The Dubrovnik region comprises some of Croatia's most stunning scenery. From Trsteno in the north right down to Cavtat and the Konavle region in the south, the jagged and heavily indented coast is rife with coves, beaches and inlets.
The highlight of the region is undoubtedly Dubrovnik, the center of a string of resorts and villages that extend northwest, southeast and offshore where the sea is speckled with islands: Mljet, Lokrum and the Elaphiti Islands.
The region is part of Dubrovnik-Neretva County and only the peaks of the Dinaric mountains separate it from Bosnia.
The narrow slit of land that forms this part of the Dalmatian coast was once part of the Republic of Ragusa (Dubrovnik). Cavtat and the fertile fields of Konavle contributed to Dubrovnik's enormous wealth.
The region's proximity to Bosnia put it in the crosshairs during the breakup up former Yugoslavia and some war damage is still visible south of Dubrovnik, particularly in Srebreno.
This entire strip of land is easy to visit. The winding coastal road is extraordinarily scenic as the rugged terrain has left it largely immune to development, at least for now. Regular buses ply the coast, particularly between Dubrovnik and Cavtat. Less frequent are buses north to Trsteno and south to Konavle. Ferries chug back and forth to the islands all year except for Mljet which is harder to reach off-season.
Known as the Zupa Dubrovacka or "Dubrovnik Riviera", the area south of Dubrovnik has several lovely beaches and makes a good alternative place to stay particularly if you need to be close to Dubrovnik's airport at Cilipi.

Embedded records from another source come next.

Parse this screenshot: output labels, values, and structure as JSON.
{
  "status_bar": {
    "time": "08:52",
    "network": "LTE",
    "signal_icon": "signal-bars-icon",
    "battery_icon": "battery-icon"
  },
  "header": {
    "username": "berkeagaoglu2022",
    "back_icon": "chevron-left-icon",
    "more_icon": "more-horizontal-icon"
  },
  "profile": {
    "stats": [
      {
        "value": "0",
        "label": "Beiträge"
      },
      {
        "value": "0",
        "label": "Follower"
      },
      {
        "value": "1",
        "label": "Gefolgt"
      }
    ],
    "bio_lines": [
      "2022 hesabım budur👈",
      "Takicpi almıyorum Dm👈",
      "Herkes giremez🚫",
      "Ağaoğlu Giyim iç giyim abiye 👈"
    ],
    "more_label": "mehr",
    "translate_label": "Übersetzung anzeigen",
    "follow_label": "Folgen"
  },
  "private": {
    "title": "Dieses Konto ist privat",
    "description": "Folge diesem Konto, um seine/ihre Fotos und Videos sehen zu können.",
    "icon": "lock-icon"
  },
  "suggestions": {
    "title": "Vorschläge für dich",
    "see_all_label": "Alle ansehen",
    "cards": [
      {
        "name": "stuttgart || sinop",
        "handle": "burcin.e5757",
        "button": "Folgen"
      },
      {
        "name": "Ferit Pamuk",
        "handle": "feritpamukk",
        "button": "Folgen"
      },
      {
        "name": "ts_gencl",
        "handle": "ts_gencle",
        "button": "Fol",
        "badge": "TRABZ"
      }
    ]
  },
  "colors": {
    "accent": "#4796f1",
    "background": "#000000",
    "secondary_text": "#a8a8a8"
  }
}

See more about staying on the Dubrovnik Riviera.
More from Croatia Traveller
©CroatiaTraveller 2005-2018 All rights reserved